- _HOW TO COMPLETE THIS TASK_
Your job is to restate each entry word for word.

Entries from a dataset of interfaces
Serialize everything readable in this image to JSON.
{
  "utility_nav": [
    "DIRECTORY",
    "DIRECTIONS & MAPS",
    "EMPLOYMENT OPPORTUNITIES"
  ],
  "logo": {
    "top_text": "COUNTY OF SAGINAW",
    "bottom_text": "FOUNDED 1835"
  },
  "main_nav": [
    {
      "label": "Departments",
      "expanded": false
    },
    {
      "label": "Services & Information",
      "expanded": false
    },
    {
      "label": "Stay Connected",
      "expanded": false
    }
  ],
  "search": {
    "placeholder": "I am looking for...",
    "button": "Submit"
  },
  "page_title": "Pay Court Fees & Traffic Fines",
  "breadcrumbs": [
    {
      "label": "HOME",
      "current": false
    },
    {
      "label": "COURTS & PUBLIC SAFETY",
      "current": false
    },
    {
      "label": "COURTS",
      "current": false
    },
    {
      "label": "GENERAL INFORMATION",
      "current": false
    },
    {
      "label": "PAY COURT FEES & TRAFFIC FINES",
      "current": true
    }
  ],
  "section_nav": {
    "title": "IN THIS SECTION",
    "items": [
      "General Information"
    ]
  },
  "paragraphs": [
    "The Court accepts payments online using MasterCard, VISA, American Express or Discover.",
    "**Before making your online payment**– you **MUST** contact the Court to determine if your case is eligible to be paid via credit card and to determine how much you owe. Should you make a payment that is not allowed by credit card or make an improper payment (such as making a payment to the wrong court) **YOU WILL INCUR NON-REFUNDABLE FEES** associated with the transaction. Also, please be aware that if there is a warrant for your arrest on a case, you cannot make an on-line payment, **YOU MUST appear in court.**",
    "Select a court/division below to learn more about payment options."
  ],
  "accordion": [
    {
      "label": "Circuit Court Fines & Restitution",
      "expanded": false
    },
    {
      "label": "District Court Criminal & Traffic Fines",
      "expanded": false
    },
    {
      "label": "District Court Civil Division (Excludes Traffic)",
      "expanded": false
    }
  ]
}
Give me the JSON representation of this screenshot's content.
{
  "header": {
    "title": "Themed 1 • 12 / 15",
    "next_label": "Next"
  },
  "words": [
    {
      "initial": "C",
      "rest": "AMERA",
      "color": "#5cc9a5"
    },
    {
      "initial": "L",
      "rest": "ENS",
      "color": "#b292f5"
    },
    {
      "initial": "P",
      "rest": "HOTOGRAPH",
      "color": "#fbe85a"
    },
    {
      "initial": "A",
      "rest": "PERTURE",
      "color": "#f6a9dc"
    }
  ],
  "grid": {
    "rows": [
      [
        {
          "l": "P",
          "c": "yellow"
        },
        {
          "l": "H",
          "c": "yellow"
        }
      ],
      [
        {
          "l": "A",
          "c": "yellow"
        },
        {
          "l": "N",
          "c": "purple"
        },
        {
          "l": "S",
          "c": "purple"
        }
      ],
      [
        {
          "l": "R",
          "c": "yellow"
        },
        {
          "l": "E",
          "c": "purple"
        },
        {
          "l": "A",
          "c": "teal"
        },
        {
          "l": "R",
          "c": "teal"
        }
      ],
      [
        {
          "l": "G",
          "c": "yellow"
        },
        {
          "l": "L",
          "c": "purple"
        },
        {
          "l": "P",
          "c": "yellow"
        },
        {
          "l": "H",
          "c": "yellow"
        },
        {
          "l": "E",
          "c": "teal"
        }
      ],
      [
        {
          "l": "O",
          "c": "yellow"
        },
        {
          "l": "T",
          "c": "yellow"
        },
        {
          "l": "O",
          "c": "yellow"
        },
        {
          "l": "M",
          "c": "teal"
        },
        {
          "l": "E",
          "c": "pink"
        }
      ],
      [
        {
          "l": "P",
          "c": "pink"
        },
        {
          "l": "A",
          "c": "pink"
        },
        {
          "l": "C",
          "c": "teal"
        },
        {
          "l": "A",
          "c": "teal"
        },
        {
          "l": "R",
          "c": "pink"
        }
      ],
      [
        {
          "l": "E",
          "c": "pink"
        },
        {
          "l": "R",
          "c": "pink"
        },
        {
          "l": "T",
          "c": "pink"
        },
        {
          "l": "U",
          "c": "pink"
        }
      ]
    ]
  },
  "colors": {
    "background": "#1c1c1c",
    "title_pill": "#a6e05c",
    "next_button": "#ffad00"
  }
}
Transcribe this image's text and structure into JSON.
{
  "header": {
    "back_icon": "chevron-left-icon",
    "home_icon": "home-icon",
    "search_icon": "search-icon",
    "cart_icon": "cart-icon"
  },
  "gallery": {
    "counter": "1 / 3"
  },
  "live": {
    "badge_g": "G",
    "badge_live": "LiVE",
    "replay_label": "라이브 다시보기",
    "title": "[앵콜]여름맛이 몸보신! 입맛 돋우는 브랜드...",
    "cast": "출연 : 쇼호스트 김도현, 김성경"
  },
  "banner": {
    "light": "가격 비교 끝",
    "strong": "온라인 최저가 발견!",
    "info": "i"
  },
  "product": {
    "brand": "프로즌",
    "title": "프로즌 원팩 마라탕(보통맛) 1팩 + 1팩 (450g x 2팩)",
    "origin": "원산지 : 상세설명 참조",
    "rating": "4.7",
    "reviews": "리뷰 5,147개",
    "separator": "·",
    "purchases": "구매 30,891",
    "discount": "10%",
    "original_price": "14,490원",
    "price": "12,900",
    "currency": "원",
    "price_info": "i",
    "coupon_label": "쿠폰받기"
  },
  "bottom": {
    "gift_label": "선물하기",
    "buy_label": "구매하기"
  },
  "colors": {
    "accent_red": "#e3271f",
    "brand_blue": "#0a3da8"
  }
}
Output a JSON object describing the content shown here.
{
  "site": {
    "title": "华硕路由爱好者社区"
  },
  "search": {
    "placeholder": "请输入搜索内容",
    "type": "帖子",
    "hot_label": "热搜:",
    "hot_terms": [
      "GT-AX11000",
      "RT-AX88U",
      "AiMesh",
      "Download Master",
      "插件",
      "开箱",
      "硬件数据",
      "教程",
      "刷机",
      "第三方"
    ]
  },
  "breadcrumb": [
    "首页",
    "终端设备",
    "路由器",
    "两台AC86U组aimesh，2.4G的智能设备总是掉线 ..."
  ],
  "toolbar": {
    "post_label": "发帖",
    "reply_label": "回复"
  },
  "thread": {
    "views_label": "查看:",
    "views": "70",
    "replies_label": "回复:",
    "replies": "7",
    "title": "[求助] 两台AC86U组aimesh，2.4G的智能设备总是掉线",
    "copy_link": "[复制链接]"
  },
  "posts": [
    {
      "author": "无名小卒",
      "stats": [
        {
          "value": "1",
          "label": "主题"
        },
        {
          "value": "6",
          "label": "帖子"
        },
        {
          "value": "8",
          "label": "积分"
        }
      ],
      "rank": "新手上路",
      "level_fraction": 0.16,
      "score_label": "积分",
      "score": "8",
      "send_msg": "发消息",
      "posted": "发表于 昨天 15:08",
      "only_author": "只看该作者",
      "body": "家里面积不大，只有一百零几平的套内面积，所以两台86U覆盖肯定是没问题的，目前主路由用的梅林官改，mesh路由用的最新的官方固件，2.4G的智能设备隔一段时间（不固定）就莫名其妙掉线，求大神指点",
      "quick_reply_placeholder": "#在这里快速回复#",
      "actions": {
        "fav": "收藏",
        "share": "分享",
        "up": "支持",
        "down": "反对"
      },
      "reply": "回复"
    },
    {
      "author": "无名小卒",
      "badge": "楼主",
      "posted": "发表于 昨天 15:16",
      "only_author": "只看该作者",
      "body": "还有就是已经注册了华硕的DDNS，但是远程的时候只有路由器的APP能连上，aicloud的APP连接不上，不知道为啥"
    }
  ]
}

- _RESULT_
Serialize everything readable in this image to JSON.
{
  "utility_nav": [
    "DIRECTORY",
    "DIRECTIONS & MAPS",
    "EMPLOYMENT OPPORTUNITIES"
  ],
  "logo": {
    "top_text": "COUNTY OF SAGINAW",
    "bottom_text": "FOUNDED 1835"
  },
  "main_nav": [
    {
      "label": "Departments",
      "expanded": false
    },
    {
      "label": "Services & Information",
      "expanded": false
    },
    {
      "label": "Stay Connected",
      "expanded": false
    }
  ],
  "search": {
    "placeholder": "I am looking for...",
    "button": "Submit"
  },
  "page_title": "Pay Court Fees & Traffic Fines",
  "breadcrumbs": [
    {
      "label": "HOME",
      "current": false
    },
    {
      "label": "COURTS & PUBLIC SAFETY",
      "current": false
    },
    {
      "label": "COURTS",
      "current": false
    },
    {
      "label": "GENERAL INFORMATION",
      "current": false
    },
    {
      "label": "PAY COURT FEES & TRAFFIC FINES",
      "current": true
    }
  ],
  "section_nav": {
    "title": "IN THIS SECTION",
    "items": [
      "General Information"
    ]
  },
  "paragraphs": [
    "The Court accepts payments online using MasterCard, VISA, American Express or Discover.",
    "**Before making your online payment**– you **MUST** contact the Court to determine if your case is eligible to be paid via credit card and to determine how much you owe. Should you make a payment that is not allowed by credit card or make an improper payment (such as making a payment to the wrong court) **YOU WILL INCUR NON-REFUNDABLE FEES** associated with the transaction. Also, please be aware that if there is a warrant for your arrest on a case, you cannot make an on-line payment, **YOU MUST appear in court.**",
    "Select a court/division below to learn more about payment options."
  ],
  "accordion": [
    {
      "label": "Circuit Court Fines & Restitution",
      "expanded": false
    },
    {
      "label": "District Court Criminal & Traffic Fines",
      "expanded": false
    },
    {
      "label": "District Court Civil Division (Excludes Traffic)",
      "expanded": false
    }
  ]
}
Give me the JSON representation of this screenshot's content.
{
  "header": {
    "title": "Themed 1 • 12 / 15",
    "next_label": "Next"
  },
  "words": [
    {
      "initial": "C",
      "rest": "AMERA",
      "color": "#5cc9a5"
    },
    {
      "initial": "L",
      "rest": "ENS",
      "color": "#b292f5"
    },
    {
      "initial": "P",
      "rest": "HOTOGRAPH",
      "color": "#fbe85a"
    },
    {
      "initial": "A",
      "rest": "PERTURE",
      "color": "#f6a9dc"
    }
  ],
  "grid": {
    "rows": [
      [
        {
          "l": "P",
          "c": "yellow"
        },
        {
          "l": "H",
          "c": "yellow"
        }
      ],
      [
        {
          "l": "A",
          "c": "yellow"
        },
        {
          "l": "N",
          "c": "purple"
        },
        {
          "l": "S",
          "c": "purple"
        }
      ],
      [
        {
          "l": "R",
          "c": "yellow"
        },
        {
          "l": "E",
          "c": "purple"
        },
        {
          "l": "A",
          "c": "teal"
        },
        {
          "l": "R",
          "c": "teal"
        }
      ],
      [
        {
          "l": "G",
          "c": "yellow"
        },
        {
          "l": "L",
          "c": "purple"
        },
        {
          "l": "P",
          "c": "yellow"
        },
        {
          "l": "H",
          "c": "yellow"
        },
        {
          "l": "E",
          "c": "teal"
        }
      ],
      [
        {
          "l": "O",
          "c": "yellow"
        },
        {
          "l": "T",
          "c": "yellow"
        },
        {
          "l": "O",
          "c": "yellow"
        },
        {
          "l": "M",
          "c": "teal"
        },
        {
          "l": "E",
          "c": "pink"
        }
      ],
      [
        {
          "l": "P",
          "c": "pink"
        },
        {
          "l": "A",
          "c": "pink"
        },
        {
          "l": "C",
          "c": "teal"
        },
        {
          "l": "A",
          "c": "teal"
        },
        {
          "l": "R",
          "c": "pink"
        }
      ],
      [
        {
          "l": "E",
          "c": "pink"
        },
        {
          "l": "R",
          "c": "pink"
        },
        {
          "l": "T",
          "c": "pink"
        },
        {
          "l": "U",
          "c": "pink"
        }
      ]
    ]
  },
  "colors": {
    "background": "#1c1c1c",
    "title_pill": "#a6e05c",
    "next_button": "#ffad00"
  }
}
Transcribe this image's text and structure into JSON.
{
  "header": {
    "back_icon": "chevron-left-icon",
    "home_icon": "home-icon",
    "search_icon": "search-icon",
    "cart_icon": "cart-icon"
  },
  "gallery": {
    "counter": "1 / 3"
  },
  "live": {
    "badge_g": "G",
    "badge_live": "LiVE",
    "replay_label": "라이브 다시보기",
    "title": "[앵콜]여름맛이 몸보신! 입맛 돋우는 브랜드...",
    "cast": "출연 : 쇼호스트 김도현, 김성경"
  },
  "banner": {
    "light": "가격 비교 끝",
    "strong": "온라인 최저가 발견!",
    "info": "i"
  },
  "product": {
    "brand": "프로즌",
    "title": "프로즌 원팩 마라탕(보통맛) 1팩 + 1팩 (450g x 2팩)",
    "origin": "원산지 : 상세설명 참조",
    "rating": "4.7",
    "reviews": "리뷰 5,147개",
    "separator": "·",
    "purchases": "구매 30,891",
    "discount": "10%",
    "original_price": "14,490원",
    "price": "12,900",
    "currency": "원",
    "price_info": "i",
    "coupon_label": "쿠폰받기"
  },
  "bottom": {
    "gift_label": "선물하기",
    "buy_label": "구매하기"
  },
  "colors": {
    "accent_red": "#e3271f",
    "brand_blue": "#0a3da8"
  }
}
Output a JSON object describing the content shown here.
{
  "site": {
    "title": "华硕路由爱好者社区"
  },
  "search": {
    "placeholder": "请输入搜索内容",
    "type": "帖子",
    "hot_label": "热搜:",
    "hot_terms": [
      "GT-AX11000",
      "RT-AX88U",
      "AiMesh",
      "Download Master",
      "插件",
      "开箱",
      "硬件数据",
      "教程",
      "刷机",
      "第三方"
    ]
  },
  "breadcrumb": [
    "首页",
    "终端设备",
    "路由器",
    "两台AC86U组aimesh，2.4G的智能设备总是掉线 ..."
  ],
  "toolbar": {
    "post_label": "发帖",
    "reply_label": "回复"
  },
  "thread": {
    "views_label": "查看:",
    "views": "70",
    "replies_label": "回复:",
    "replies": "7",
    "title": "[求助] 两台AC86U组aimesh，2.4G的智能设备总是掉线",
    "copy_link": "[复制链接]"
  },
  "posts": [
    {
      "author": "无名小卒",
      "stats": [
        {
          "value": "1",
          "label": "主题"
        },
        {
          "value": "6",
          "label": "帖子"
        },
        {
          "value": "8",
          "label": "积分"
        }
      ],
      "rank": "新手上路",
      "level_fraction": 0.16,
      "score_label": "积分",
      "score": "8",
      "send_msg": "发消息",
      "posted": "发表于 昨天 15:08",
      "only_author": "只看该作者",
      "body": "家里面积不大，只有一百零几平的套内面积，所以两台86U覆盖肯定是没问题的，目前主路由用的梅林官改，mesh路由用的最新的官方固件，2.4G的智能设备隔一段时间（不固定）就莫名其妙掉线，求大神指点",
      "quick_reply_placeholder": "#在这里快速回复#",
      "actions": {
        "fav": "收藏",
        "share": "分享",
        "up": "支持",
        "down": "反对"
      },
      "reply": "回复"
    },
    {
      "author": "无名小卒",
      "badge": "楼主",
      "posted": "发表于 昨天 15:16",
      "only_author": "只看该作者",
      "body": "还有就是已经注册了华硕的DDNS，但是远程的时候只有路由器的APP能连上，aicloud的APP连接不上，不知道为啥"
    }
  ]
}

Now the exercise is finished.